The Macana, Ecuador's version of Ikat, was declared Cultural Heritage of our country in 2015 by UNESCO.
Some of the threads enter the loom already colored, but the final shapes and figures of the fabric are created in the dyeing process thanks to some knots with cabuya (American agave fiber) that, strategically placed, prevent the moored areas get colored again.
Andean ceramic jars conserve the natural pigments, until they are used.
IKAT: 100% hand woven cotton, plant dyed (with the exception of the 3 garments that have black, which is synthetic)
Buttons - coconut shell
Lining - vintage crepe
Jacket sleeves: wool
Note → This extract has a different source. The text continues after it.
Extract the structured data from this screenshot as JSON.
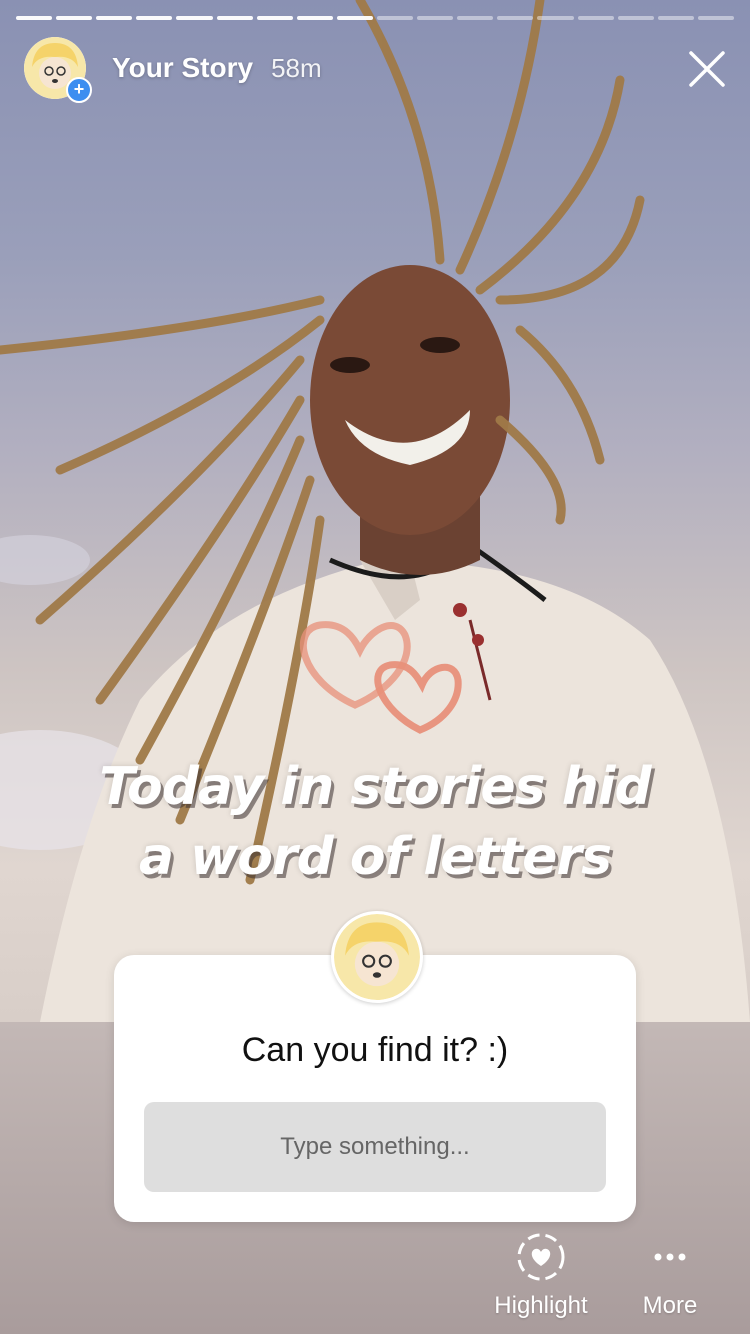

The ikat textile, also known as ‘makana’, was handmade by 5th generation weaver Carmen Orellana in Bullcay, Azuay province. She was awarded the Excellence in Artisanship prize by UNESCO. Carmen was involved in establishing Ikat weaving as Immaterial Cultural Patrimony of Ecuador, which protects the craft from appropriation by other groups. Watch our video documenting Carmen's work here.